• **RECORDED DATA**

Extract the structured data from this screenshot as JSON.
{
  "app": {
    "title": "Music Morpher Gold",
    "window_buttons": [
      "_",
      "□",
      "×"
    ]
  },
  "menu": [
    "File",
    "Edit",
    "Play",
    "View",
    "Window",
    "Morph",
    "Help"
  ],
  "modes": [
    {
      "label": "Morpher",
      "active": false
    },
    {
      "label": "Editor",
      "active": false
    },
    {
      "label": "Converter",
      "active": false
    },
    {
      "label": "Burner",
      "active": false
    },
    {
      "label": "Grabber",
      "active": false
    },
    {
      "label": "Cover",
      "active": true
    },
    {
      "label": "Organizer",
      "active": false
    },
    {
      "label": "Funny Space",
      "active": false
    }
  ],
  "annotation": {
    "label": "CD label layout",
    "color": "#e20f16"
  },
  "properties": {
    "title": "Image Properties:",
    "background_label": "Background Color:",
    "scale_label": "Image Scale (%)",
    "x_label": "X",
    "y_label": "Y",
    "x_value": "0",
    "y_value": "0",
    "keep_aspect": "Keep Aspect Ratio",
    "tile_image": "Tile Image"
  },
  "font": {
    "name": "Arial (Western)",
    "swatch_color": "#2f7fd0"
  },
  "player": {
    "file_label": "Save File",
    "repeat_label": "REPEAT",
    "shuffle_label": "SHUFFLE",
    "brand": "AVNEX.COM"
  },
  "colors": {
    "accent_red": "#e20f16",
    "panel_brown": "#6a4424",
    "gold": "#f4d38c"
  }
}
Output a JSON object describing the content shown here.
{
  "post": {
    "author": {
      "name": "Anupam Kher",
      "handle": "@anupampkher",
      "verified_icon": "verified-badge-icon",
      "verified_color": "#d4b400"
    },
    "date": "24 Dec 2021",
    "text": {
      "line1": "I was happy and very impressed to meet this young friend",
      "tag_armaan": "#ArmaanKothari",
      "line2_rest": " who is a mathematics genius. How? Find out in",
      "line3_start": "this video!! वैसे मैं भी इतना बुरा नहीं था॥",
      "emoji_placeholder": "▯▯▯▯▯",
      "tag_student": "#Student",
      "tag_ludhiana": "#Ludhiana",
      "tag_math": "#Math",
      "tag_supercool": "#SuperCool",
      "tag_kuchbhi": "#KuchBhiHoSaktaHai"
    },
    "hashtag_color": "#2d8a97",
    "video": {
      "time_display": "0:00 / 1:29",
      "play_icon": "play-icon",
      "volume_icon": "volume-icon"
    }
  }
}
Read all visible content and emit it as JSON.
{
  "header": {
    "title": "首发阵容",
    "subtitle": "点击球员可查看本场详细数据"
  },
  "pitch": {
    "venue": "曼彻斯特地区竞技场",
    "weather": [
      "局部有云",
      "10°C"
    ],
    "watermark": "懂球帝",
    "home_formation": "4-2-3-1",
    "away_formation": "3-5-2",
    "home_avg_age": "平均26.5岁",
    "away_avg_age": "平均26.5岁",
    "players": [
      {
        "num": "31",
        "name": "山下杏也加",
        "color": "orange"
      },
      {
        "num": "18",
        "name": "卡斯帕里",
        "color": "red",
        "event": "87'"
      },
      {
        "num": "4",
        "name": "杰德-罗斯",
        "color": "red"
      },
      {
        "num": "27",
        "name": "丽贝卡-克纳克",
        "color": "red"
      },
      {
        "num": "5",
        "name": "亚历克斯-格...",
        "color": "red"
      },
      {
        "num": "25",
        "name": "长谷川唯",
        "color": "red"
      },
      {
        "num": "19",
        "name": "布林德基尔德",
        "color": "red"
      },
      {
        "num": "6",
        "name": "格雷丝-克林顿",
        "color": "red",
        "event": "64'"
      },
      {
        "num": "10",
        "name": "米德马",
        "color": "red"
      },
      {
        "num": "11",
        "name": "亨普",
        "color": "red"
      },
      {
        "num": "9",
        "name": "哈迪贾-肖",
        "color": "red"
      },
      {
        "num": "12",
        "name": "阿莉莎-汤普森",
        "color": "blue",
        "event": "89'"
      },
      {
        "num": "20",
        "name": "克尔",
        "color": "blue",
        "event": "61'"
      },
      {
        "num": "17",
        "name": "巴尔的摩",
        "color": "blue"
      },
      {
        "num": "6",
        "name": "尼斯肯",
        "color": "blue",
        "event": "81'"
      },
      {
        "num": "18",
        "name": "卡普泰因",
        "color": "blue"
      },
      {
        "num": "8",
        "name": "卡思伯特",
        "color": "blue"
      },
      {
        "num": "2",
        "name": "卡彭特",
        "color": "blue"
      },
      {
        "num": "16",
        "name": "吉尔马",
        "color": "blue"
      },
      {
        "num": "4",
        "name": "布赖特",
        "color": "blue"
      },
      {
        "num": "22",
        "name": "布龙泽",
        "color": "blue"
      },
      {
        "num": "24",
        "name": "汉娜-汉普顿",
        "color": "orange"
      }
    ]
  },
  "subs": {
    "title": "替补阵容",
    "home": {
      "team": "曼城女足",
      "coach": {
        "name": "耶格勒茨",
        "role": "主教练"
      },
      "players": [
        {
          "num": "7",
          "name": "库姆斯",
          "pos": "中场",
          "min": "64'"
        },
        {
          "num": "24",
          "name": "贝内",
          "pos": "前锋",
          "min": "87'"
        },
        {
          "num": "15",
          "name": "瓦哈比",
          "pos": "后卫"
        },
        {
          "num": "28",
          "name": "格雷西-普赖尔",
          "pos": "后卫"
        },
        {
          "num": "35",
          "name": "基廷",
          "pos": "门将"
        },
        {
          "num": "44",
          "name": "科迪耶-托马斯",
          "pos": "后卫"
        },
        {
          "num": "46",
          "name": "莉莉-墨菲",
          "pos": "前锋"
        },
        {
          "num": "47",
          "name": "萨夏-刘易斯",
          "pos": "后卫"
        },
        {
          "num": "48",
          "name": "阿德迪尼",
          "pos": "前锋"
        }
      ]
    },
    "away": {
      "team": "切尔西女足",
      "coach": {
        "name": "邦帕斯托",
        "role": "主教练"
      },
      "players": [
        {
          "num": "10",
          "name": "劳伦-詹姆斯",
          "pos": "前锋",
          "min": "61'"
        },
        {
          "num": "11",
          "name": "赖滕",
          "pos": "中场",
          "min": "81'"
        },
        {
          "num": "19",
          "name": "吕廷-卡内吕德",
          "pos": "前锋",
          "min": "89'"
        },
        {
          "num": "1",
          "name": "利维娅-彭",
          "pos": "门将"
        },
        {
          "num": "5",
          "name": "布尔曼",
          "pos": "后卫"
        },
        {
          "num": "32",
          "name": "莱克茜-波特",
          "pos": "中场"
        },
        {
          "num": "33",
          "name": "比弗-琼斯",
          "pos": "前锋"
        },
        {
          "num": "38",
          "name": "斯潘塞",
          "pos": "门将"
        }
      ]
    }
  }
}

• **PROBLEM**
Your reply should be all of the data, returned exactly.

• **COMPLETED EXERCISE**
Extract the structured data from this screenshot as JSON.
{
  "app": {
    "title": "Music Morpher Gold",
    "window_buttons": [
      "_",
      "□",
      "×"
    ]
  },
  "menu": [
    "File",
    "Edit",
    "Play",
    "View",
    "Window",
    "Morph",
    "Help"
  ],
  "modes": [
    {
      "label": "Morpher",
      "active": false
    },
    {
      "label": "Editor",
      "active": false
    },
    {
      "label": "Converter",
      "active": false
    },
    {
      "label": "Burner",
      "active": false
    },
    {
      "label": "Grabber",
      "active": false
    },
    {
      "label": "Cover",
      "active": true
    },
    {
      "label": "Organizer",
      "active": false
    },
    {
      "label": "Funny Space",
      "active": false
    }
  ],
  "annotation": {
    "label": "CD label layout",
    "color": "#e20f16"
  },
  "properties": {
    "title": "Image Properties:",
    "background_label": "Background Color:",
    "scale_label": "Image Scale (%)",
    "x_label": "X",
    "y_label": "Y",
    "x_value": "0",
    "y_value": "0",
    "keep_aspect": "Keep Aspect Ratio",
    "tile_image": "Tile Image"
  },
  "font": {
    "name": "Arial (Western)",
    "swatch_color": "#2f7fd0"
  },
  "player": {
    "file_label": "Save File",
    "repeat_label": "REPEAT",
    "shuffle_label": "SHUFFLE",
    "brand": "AVNEX.COM"
  },
  "colors": {
    "accent_red": "#e20f16",
    "panel_brown": "#6a4424",
    "gold": "#f4d38c"
  }
}
Output a JSON object describing the content shown here.
{
  "post": {
    "author": {
      "name": "Anupam Kher",
      "handle": "@anupampkher",
      "verified_icon": "verified-badge-icon",
      "verified_color": "#d4b400"
    },
    "date": "24 Dec 2021",
    "text": {
      "line1": "I was happy and very impressed to meet this young friend",
      "tag_armaan": "#ArmaanKothari",
      "line2_rest": " who is a mathematics genius. How? Find out in",
      "line3_start": "this video!! वैसे मैं भी इतना बुरा नहीं था॥",
      "emoji_placeholder": "▯▯▯▯▯",
      "tag_student": "#Student",
      "tag_ludhiana": "#Ludhiana",
      "tag_math": "#Math",
      "tag_supercool": "#SuperCool",
      "tag_kuchbhi": "#KuchBhiHoSaktaHai"
    },
    "hashtag_color": "#2d8a97",
    "video": {
      "time_display": "0:00 / 1:29",
      "play_icon": "play-icon",
      "volume_icon": "volume-icon"
    }
  }
}
Read all visible content and emit it as JSON.
{
  "header": {
    "title": "首发阵容",
    "subtitle": "点击球员可查看本场详细数据"
  },
  "pitch": {
    "venue": "曼彻斯特地区竞技场",
    "weather": [
      "局部有云",
      "10°C"
    ],
    "watermark": "懂球帝",
    "home_formation": "4-2-3-1",
    "away_formation": "3-5-2",
    "home_avg_age": "平均26.5岁",
    "away_avg_age": "平均26.5岁",
    "players": [
      {
        "num": "31",
        "name": "山下杏也加",
        "color": "orange"
      },
      {
        "num": "18",
        "name": "卡斯帕里",
        "color": "red",
        "event": "87'"
      },
      {
        "num": "4",
        "name": "杰德-罗斯",
        "color": "red"
      },
      {
        "num": "27",
        "name": "丽贝卡-克纳克",
        "color": "red"
      },
      {
        "num": "5",
        "name": "亚历克斯-格...",
        "color": "red"
      },
      {
        "num": "25",
        "name": "长谷川唯",
        "color": "red"
      },
      {
        "num": "19",
        "name": "布林德基尔德",
        "color": "red"
      },
      {
        "num": "6",
        "name": "格雷丝-克林顿",
        "color": "red",
        "event": "64'"
      },
      {
        "num": "10",
        "name": "米德马",
        "color": "red"
      },
      {
        "num": "11",
        "name": "亨普",
        "color": "red"
      },
      {
        "num": "9",
        "name": "哈迪贾-肖",
        "color": "red"
      },
      {
        "num": "12",
        "name": "阿莉莎-汤普森",
        "color": "blue",
        "event": "89'"
      },
      {
        "num": "20",
        "name": "克尔",
        "color": "blue",
        "event": "61'"
      },
      {
        "num": "17",
        "name": "巴尔的摩",
        "color": "blue"
      },
      {
        "num": "6",
        "name": "尼斯肯",
        "color": "blue",
        "event": "81'"
      },
      {
        "num": "18",
        "name": "卡普泰因",
        "color": "blue"
      },
      {
        "num": "8",
        "name": "卡思伯特",
        "color": "blue"
      },
      {
        "num": "2",
        "name": "卡彭特",
        "color": "blue"
      },
      {
        "num": "16",
        "name": "吉尔马",
        "color": "blue"
      },
      {
        "num": "4",
        "name": "布赖特",
        "color": "blue"
      },
      {
        "num": "22",
        "name": "布龙泽",
        "color": "blue"
      },
      {
        "num": "24",
        "name": "汉娜-汉普顿",
        "color": "orange"
      }
    ]
  },
  "subs": {
    "title": "替补阵容",
    "home": {
      "team": "曼城女足",
      "coach": {
        "name": "耶格勒茨",
        "role": "主教练"
      },
      "players": [
        {
          "num": "7",
          "name": "库姆斯",
          "pos": "中场",
          "min": "64'"
        },
        {
          "num": "24",
          "name": "贝内",
          "pos": "前锋",
          "min": "87'"
        },
        {
          "num": "15",
          "name": "瓦哈比",
          "pos": "后卫"
        },
        {
          "num": "28",
          "name": "格雷西-普赖尔",
          "pos": "后卫"
        },
        {
          "num": "35",
          "name": "基廷",
          "pos": "门将"
        },
        {
          "num": "44",
          "name": "科迪耶-托马斯",
          "pos": "后卫"
        },
        {
          "num": "46",
          "name": "莉莉-墨菲",
          "pos": "前锋"
        },
        {
          "num": "47",
          "name": "萨夏-刘易斯",
          "pos": "后卫"
        },
        {
          "num": "48",
          "name": "阿德迪尼",
          "pos": "前锋"
        }
      ]
    },
    "away": {
      "team": "切尔西女足",
      "coach": {
        "name": "邦帕斯托",
        "role": "主教练"
      },
      "players": [
        {
          "num": "10",
          "name": "劳伦-詹姆斯",
          "pos": "前锋",
          "min": "61'"
        },
        {
          "num": "11",
          "name": "赖滕",
          "pos": "中场",
          "min": "81'"
        },
        {
          "num": "19",
          "name": "吕廷-卡内吕德",
          "pos": "前锋",
          "min": "89'"
        },
        {
          "num": "1",
          "name": "利维娅-彭",
          "pos": "门将"
        },
        {
          "num": "5",
          "name": "布尔曼",
          "pos": "后卫"
        },
        {
          "num": "32",
          "name": "莱克茜-波特",
          "pos": "中场"
        },
        {
          "num": "33",
          "name": "比弗-琼斯",
          "pos": "前锋"
        },
        {
          "num": "38",
          "name": "斯潘塞",
          "pos": "门将"
        }
      ]
    }
  }
}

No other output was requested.